As the associate director of the Ursinus Center for Advocacy, Responsibility and Engagement (UCARE), Katie Turek is used to working with the campus community to register our nation’s newest voters and help them navigate the voting process. This year, she knew she had to alter her approach.
“The convergence of COVID-19 and the presidential election made it very clear that we needed to both ramp up our efforts and get more creative in the ways we are engaging campus,” says Turek. What’s more, the Kaleidoscope Performing Arts Center was removed as a polling location due to the pandemic.
Initially, South Elementary School was named the alternate polling place for students and community members, but longtime Collegeville firefighter Rowan Keenan had a better idea. Keenan, who is a lawyer, owns the former Key Bank building on Main Street with three of his partners at Keenan Law. “Rowan offered it as a walkable alternative to the campus and residents,” says Collegeville Council President Cathy Kernen. “The building is vacant, and the Keenan Law partners went out of their way at their own expense to provide heat, electricity and everything needed to convert the large, empty bank to a socially distanced, safe [polling center] for the students, residents and poll workers.”
Students working with Turek as part of the Ursinus Leads the Vote group have been leading the charge to make sure students are informed of important voting details, such as the new location. Other initiatives include a voter registration table in Olin Plaza every weekday; pop-up voter registration events; Democracy Matters events, which typically consist of movie nights (“John Lewis: Good Trouble” was one selection); and a virtual Q&A and voting-trivia event with Elections Judge Robert Botti. “Thoughtfully planned events like these engage the campus in fun ways and create hype around the election,” says Turek.
Online efforts—which serve in part as a way to engage students who are remote this semester—have included the creation of an @ursinusvotes Instagram account and an Ursinus Votes page on Canvas. “Students utilize these tools, along with e-mails and texts, to remind the campus of important deadlines and share nonpartisan voting information and resources,” says Turek, who—along with Associate Dean of Student Life and Director of Student Activities Todd McKinney—will be hosting an Instagram Live event titled “What’s the Tea on Voting.” Politics professors Johannes and Ann Karreth have also created short videos about voting that will be shared on the @ursinusvotes Instagram account.

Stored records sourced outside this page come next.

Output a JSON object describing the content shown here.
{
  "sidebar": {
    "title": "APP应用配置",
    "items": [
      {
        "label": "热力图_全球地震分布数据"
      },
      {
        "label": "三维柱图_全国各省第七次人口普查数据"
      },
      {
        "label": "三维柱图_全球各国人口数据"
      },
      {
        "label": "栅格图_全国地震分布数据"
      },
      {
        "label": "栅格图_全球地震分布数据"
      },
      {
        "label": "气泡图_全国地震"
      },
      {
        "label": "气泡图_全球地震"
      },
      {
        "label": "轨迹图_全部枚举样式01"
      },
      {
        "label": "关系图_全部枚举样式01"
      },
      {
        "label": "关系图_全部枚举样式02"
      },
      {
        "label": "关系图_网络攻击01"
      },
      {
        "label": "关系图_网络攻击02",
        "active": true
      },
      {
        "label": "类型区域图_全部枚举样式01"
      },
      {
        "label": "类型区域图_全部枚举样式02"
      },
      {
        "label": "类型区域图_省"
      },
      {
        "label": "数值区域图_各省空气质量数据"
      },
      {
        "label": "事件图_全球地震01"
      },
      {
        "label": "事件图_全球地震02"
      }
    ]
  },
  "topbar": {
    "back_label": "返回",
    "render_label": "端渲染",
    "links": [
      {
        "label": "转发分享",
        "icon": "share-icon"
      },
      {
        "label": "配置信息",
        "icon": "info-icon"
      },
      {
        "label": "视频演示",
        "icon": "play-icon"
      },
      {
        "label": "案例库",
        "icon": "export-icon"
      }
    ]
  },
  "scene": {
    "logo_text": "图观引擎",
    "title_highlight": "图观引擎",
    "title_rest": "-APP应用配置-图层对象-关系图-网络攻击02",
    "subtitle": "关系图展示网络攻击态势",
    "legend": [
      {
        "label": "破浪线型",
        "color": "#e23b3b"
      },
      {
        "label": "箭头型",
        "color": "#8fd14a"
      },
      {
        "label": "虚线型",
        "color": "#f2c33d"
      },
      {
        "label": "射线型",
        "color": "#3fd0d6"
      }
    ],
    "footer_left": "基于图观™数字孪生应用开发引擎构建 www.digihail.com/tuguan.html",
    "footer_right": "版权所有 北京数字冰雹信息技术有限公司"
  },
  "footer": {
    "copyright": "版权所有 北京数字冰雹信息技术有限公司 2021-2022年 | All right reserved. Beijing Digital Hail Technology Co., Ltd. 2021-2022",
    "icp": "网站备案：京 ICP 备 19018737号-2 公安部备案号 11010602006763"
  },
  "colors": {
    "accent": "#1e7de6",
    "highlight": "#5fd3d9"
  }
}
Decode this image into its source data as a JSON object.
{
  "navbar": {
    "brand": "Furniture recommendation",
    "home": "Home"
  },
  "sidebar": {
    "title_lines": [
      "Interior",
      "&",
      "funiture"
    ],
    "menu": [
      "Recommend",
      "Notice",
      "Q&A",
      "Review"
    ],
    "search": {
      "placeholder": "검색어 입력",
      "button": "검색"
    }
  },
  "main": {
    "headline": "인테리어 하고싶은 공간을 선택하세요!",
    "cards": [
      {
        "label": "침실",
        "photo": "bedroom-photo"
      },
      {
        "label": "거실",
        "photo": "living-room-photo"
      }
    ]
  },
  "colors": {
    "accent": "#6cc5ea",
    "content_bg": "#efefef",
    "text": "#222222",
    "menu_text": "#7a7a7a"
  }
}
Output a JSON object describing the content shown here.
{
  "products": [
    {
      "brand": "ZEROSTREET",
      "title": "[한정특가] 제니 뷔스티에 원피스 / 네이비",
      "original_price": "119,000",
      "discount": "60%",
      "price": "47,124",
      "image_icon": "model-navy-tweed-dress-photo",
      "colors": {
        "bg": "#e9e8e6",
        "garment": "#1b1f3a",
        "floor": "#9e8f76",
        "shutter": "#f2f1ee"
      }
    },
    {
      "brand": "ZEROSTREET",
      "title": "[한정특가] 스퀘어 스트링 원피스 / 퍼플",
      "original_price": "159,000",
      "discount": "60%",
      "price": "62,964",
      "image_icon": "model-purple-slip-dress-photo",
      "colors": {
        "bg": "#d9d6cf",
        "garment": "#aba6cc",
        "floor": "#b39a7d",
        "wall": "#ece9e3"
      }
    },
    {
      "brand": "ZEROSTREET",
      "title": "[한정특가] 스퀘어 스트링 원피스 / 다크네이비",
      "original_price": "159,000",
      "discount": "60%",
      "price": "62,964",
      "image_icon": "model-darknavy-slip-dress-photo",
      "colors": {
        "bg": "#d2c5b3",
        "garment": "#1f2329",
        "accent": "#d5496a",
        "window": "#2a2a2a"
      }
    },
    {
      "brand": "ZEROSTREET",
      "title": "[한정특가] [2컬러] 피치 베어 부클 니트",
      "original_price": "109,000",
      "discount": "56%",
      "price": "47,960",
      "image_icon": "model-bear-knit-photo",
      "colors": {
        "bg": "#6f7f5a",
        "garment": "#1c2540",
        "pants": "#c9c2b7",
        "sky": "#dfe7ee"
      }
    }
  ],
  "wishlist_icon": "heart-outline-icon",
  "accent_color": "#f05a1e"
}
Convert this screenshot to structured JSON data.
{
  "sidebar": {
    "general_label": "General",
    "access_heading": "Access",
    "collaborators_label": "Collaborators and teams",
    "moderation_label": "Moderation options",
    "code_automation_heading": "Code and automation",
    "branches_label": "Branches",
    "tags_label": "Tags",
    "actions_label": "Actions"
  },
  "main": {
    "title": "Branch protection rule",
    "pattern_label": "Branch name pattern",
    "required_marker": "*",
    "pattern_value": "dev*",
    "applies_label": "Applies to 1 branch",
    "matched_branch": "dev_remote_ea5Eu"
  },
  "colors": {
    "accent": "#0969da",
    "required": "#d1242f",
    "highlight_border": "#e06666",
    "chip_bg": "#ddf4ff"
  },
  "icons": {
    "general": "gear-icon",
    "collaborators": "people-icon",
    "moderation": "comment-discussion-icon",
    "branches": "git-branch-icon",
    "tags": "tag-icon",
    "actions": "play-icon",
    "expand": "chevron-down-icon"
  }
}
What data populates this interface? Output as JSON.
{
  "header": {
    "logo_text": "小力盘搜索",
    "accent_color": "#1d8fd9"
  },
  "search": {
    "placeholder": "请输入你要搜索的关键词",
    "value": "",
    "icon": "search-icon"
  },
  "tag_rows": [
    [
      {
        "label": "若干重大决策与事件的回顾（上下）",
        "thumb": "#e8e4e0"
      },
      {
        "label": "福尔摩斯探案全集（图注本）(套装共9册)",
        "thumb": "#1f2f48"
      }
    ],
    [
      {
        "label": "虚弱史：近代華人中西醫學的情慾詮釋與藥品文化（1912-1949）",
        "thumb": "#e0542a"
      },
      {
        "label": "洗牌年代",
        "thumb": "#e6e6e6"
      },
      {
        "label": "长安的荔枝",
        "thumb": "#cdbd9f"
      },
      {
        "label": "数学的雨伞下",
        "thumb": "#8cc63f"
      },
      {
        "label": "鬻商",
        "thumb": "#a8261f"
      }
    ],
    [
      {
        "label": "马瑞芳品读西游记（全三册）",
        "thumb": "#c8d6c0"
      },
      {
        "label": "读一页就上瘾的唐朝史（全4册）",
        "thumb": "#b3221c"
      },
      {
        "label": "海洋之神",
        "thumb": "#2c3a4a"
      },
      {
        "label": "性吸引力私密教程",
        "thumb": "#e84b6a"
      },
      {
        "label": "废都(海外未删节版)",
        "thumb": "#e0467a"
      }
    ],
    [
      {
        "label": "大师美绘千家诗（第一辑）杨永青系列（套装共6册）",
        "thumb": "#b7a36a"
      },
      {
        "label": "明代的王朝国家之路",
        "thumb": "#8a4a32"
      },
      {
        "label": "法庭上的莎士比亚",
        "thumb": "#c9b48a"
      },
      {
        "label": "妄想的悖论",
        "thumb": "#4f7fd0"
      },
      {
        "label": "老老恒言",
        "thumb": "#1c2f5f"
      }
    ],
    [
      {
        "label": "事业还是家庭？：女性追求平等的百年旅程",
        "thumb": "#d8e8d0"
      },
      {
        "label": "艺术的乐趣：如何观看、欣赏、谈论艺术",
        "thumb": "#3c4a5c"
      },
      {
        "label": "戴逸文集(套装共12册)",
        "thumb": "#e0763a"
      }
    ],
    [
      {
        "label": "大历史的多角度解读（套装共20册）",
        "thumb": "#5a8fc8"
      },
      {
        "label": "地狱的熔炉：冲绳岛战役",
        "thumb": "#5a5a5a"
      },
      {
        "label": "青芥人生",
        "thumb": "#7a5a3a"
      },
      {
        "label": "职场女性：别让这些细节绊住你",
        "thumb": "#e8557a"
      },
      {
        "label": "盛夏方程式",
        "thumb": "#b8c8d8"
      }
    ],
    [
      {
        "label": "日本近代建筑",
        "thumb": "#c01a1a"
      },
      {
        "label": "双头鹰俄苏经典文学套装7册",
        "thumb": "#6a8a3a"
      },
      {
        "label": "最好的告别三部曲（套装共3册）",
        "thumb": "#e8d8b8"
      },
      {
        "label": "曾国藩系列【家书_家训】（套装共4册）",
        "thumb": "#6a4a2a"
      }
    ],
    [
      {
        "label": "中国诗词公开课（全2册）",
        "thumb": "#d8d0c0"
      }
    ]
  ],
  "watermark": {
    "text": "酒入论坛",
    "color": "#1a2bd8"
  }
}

Mekha Varghese ’23, a biochemistry and molecular biology and art double major from Waldwick, N.J., says that the nonpartisan organization boasts students from all class years and a wide variety of majors. One of their goals, which leverages the grassroots model of outreach, was to recruit “Voting Captains” who are “leaders of student groups who help advocate for voter registration within their circles,” says Varghese. Captains ensure everyone in their group is registered to vote and they remind people to vote on Tuesday, Nov. 3.
Among those captains are student-athletes who represent their teams. In addition to on-campus efforts to promote good citizenship through voting, the Centennial Conference is encouraging 100 percent voter registration for all eligible student-athletes, coaches and staff at its member institutions. Field hockey, men’s and women’s swimming, women’s soccer, and volleyball are among the Ursinus teams that have already reached that goal.
“We’re so grateful to have received a positive reaction from both students and faculty, and we look forwarding to collaborating with different organizations on campus as the election draws closer,” says Varghese. “Pennsylvania will be pivotal to this year’s election, so we want to maximize student participation and let students know that their vote really matters.”
Overall, Turek has seen an increase in student engagement and awareness around elections and political advocacy on campus in recent years. “We saw a significant increase in the number of students who registered for UCARE’s Debating for Democracy (D4D) event offered through our affiliation with Project Pericles in February 2016, and that increase in participation has sustained itself since then,” she says. “D4D is described as a hands-on advocacy and activism workshop that helps students learn how to effectively advocate for causes they care about.” Additionally, according to the National Study of Learning, Voting, and Engagement (NSLVE), Ursinus’s overall voting rate in 2016 was 52.3% (up from 37.5% in 2012). Compared with the other institutions included in NSLVE, our overall voting rate in 2016 was 1.9% higher than the average.